* **RECORDS FOR THIS EXERCISE**:
* * * * * * * * *

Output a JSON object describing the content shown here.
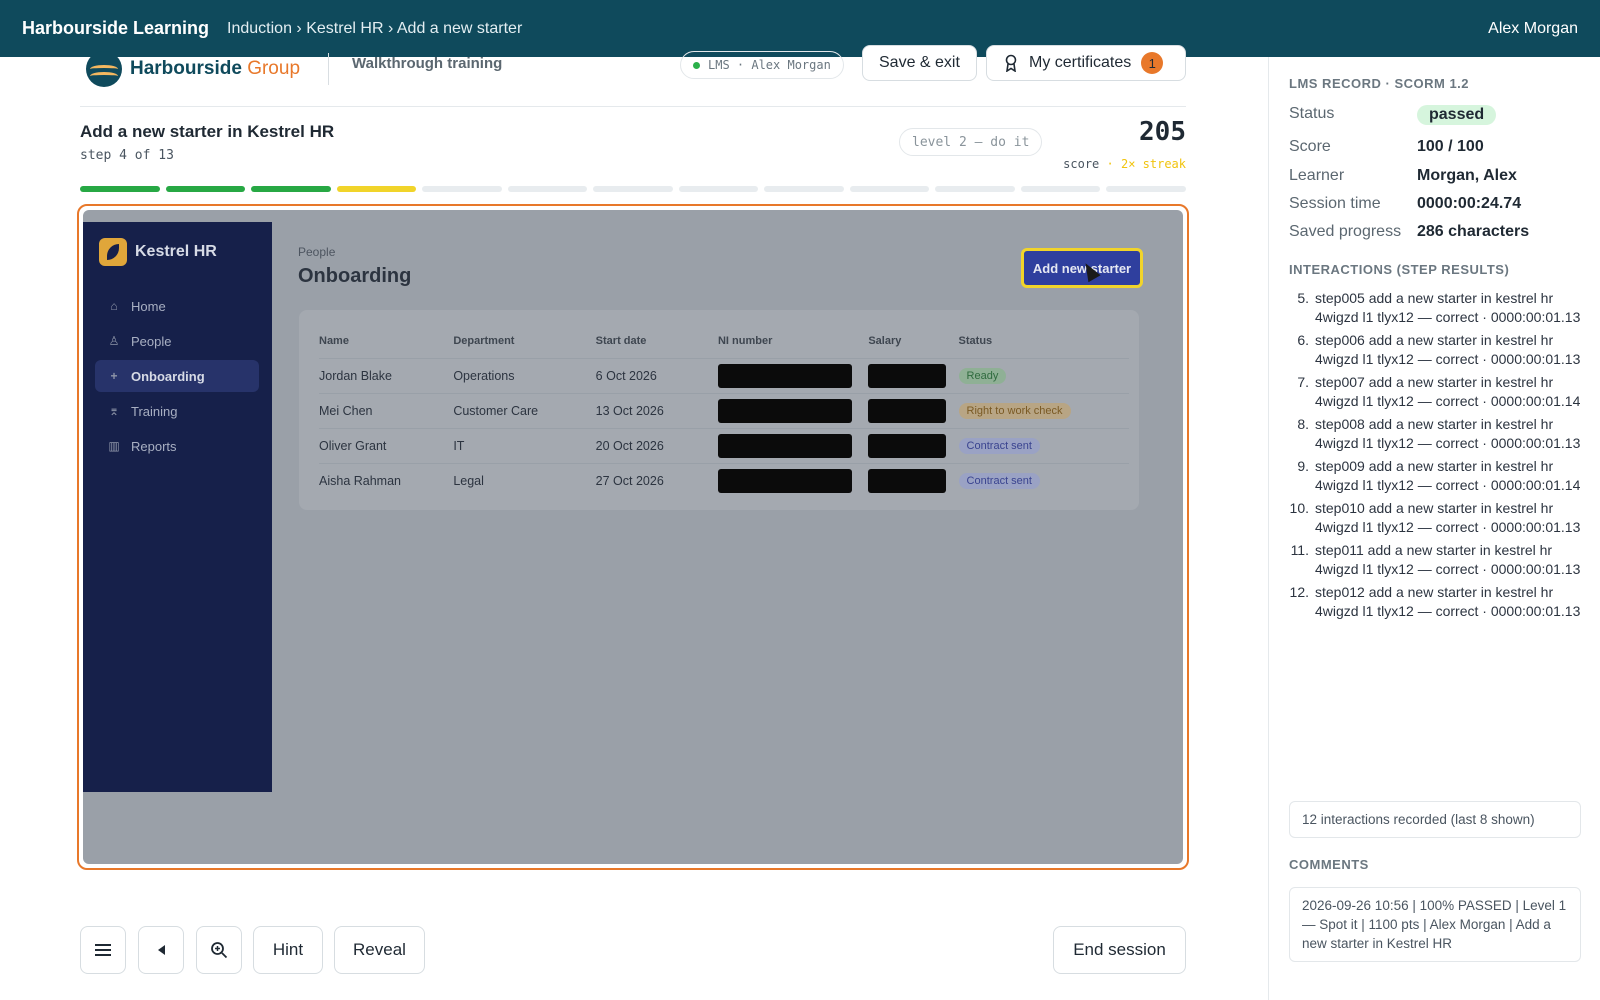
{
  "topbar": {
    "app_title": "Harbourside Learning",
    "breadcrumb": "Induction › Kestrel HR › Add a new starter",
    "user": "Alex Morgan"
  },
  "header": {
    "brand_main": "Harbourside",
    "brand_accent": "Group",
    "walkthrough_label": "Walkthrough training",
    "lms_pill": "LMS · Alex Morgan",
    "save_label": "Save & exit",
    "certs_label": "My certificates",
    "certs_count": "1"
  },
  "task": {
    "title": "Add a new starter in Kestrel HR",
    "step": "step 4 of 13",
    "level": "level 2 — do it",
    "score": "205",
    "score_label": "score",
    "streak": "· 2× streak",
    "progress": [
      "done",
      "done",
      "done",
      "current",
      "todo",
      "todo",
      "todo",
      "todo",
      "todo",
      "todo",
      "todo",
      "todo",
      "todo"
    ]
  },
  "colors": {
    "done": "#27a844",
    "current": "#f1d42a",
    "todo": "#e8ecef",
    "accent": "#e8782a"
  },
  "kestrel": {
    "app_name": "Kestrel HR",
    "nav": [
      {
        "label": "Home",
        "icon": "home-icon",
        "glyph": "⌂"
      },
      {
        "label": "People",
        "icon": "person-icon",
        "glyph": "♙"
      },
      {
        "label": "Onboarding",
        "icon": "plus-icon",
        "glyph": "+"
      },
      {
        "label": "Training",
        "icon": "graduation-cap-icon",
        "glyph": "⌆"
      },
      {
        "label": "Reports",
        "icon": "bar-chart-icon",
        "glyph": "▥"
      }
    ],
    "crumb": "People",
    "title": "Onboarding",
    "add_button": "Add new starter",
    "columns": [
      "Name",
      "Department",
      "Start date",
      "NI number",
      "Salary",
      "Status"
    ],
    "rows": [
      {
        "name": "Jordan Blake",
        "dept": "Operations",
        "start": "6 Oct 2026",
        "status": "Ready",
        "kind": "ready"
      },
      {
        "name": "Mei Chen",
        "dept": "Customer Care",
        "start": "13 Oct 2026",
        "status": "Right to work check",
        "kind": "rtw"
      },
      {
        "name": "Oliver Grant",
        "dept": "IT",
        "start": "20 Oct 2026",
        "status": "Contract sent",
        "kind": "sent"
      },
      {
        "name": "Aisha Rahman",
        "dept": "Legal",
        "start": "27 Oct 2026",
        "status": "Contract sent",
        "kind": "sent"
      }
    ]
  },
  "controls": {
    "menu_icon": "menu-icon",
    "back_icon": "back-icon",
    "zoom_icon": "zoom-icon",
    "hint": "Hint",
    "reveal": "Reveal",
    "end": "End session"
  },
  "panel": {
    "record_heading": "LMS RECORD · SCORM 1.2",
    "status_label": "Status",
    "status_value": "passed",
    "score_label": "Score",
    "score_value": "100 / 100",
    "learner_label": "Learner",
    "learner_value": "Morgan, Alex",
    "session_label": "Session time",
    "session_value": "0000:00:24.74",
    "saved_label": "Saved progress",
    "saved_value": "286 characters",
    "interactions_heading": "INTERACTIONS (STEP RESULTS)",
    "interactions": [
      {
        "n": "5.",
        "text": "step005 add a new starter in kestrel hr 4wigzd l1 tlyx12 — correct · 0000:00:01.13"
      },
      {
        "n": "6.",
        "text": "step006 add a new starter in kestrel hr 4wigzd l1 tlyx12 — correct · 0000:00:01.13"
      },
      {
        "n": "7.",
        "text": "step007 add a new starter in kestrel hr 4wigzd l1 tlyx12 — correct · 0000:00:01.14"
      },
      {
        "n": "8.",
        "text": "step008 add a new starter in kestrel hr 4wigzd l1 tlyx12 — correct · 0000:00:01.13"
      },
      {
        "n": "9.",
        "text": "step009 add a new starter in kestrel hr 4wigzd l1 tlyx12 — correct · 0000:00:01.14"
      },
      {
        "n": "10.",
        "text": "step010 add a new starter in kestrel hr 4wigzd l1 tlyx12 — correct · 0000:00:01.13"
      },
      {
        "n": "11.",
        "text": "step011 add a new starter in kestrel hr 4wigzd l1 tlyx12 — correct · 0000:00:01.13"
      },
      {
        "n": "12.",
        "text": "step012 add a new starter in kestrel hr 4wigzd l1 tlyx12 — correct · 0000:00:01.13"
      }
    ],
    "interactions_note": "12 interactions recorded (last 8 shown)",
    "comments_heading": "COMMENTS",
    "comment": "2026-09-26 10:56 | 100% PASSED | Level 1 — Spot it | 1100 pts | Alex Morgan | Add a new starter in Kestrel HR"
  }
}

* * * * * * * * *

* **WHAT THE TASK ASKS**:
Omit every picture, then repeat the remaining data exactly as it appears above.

* **RESPONSE TO THE TASK**:
Output a JSON object describing the content shown here.
{
  "topbar": {
    "app_title": "Harbourside Learning",
    "breadcrumb": "Induction › Kestrel HR › Add a new starter",
    "user": "Alex Morgan"
  },
  "header": {
    "brand_main": "Harbourside",
    "brand_accent": "Group",
    "walkthrough_label": "Walkthrough training",
    "lms_pill": "LMS · Alex Morgan",
    "save_label": "Save & exit",
    "certs_label": "My certificates",
    "certs_count": "1"
  },
  "task": {
    "title": "Add a new starter in Kestrel HR",
    "step": "step 4 of 13",
    "level": "level 2 — do it",
    "score": "205",
    "score_label": "score",
    "streak": "· 2× streak",
    "progress": [
      "done",
      "done",
      "done",
      "current",
      "todo",
      "todo",
      "todo",
      "todo",
      "todo",
      "todo",
      "todo",
      "todo",
      "todo"
    ]
  },
  "colors": {
    "done": "#27a844",
    "current": "#f1d42a",
    "todo": "#e8ecef",
    "accent": "#e8782a"
  },
  "kestrel": {
    "app_name": "Kestrel HR",
    "nav": [
      {
        "label": "Home",
        "icon": "home-icon",
        "glyph": "⌂"
      },
      {
        "label": "People",
        "icon": "person-icon",
        "glyph": "♙"
      },
      {
        "label": "Onboarding",
        "icon": "plus-icon",
        "glyph": "+"
      },
      {
        "label": "Training",
        "icon": "graduation-cap-icon",
        "glyph": "⌆"
      },
      {
        "label": "Reports",
        "icon": "bar-chart-icon",
        "glyph": "▥"
      }
    ],
    "crumb": "People",
    "title": "Onboarding",
    "add_button": "Add new starter",
    "columns": [
      "Name",
      "Department",
      "Start date",
      "NI number",
      "Salary",
      "Status"
    ],
    "rows": [
      {
        "name": "Jordan Blake",
        "dept": "Operations",
        "start": "6 Oct 2026",
        "status": "Ready",
        "kind": "ready"
      },
      {
        "name": "Mei Chen",
        "dept": "Customer Care",
        "start": "13 Oct 2026",
        "status": "Right to work check",
        "kind": "rtw"
      },
      {
        "name": "Oliver Grant",
        "dept": "IT",
        "start": "20 Oct 2026",
        "status": "Contract sent",
        "kind": "sent"
      },
      {
        "name": "Aisha Rahman",
        "dept": "Legal",
        "start": "27 Oct 2026",
        "status": "Contract sent",
        "kind": "sent"
      }
    ]
  },
  "controls": {
    "menu_icon": "menu-icon",
    "back_icon": "back-icon",
    "zoom_icon": "zoom-icon",
    "hint": "Hint",
    "reveal": "Reveal",
    "end": "End session"
  },
  "panel": {
    "record_heading": "LMS RECORD · SCORM 1.2",
    "status_label": "Status",
    "status_value": "passed",
    "score_label": "Score",
    "score_value": "100 / 100",
    "learner_label": "Learner",
    "learner_value": "Morgan, Alex",
    "session_label": "Session time",
    "session_value": "0000:00:24.74",
    "saved_label": "Saved progress",
    "saved_value": "286 characters",
    "interactions_heading": "INTERACTIONS (STEP RESULTS)",
    "interactions": [
      {
        "n": "5.",
        "text": "step005 add a new starter in kestrel hr 4wigzd l1 tlyx12 — correct · 0000:00:01.13"
      },
      {
        "n": "6.",
        "text": "step006 add a new starter in kestrel hr 4wigzd l1 tlyx12 — correct · 0000:00:01.13"
      },
      {
        "n": "7.",
        "text": "step007 add a new starter in kestrel hr 4wigzd l1 tlyx12 — correct · 0000:00:01.14"
      },
      {
        "n": "8.",
        "text": "step008 add a new starter in kestrel hr 4wigzd l1 tlyx12 — correct · 0000:00:01.13"
      },
      {
        "n": "9.",
        "text": "step009 add a new starter in kestrel hr 4wigzd l1 tlyx12 — correct · 0000:00:01.14"
      },
      {
        "n": "10.",
        "text": "step010 add a new starter in kestrel hr 4wigzd l1 tlyx12 — correct · 0000:00:01.13"
      },
      {
        "n": "11.",
        "text": "step011 add a new starter in kestrel hr 4wigzd l1 tlyx12 — correct · 0000:00:01.13"
      },
      {
        "n": "12.",
        "text": "step012 add a new starter in kestrel hr 4wigzd l1 tlyx12 — correct · 0000:00:01.13"
      }
    ],
    "interactions_note": "12 interactions recorded (last 8 shown)",
    "comments_heading": "COMMENTS",
    "comment": "2026-09-26 10:56 | 100% PASSED | Level 1 — Spot it | 1100 pts | Alex Morgan | Add a new starter in Kestrel HR"
  }
}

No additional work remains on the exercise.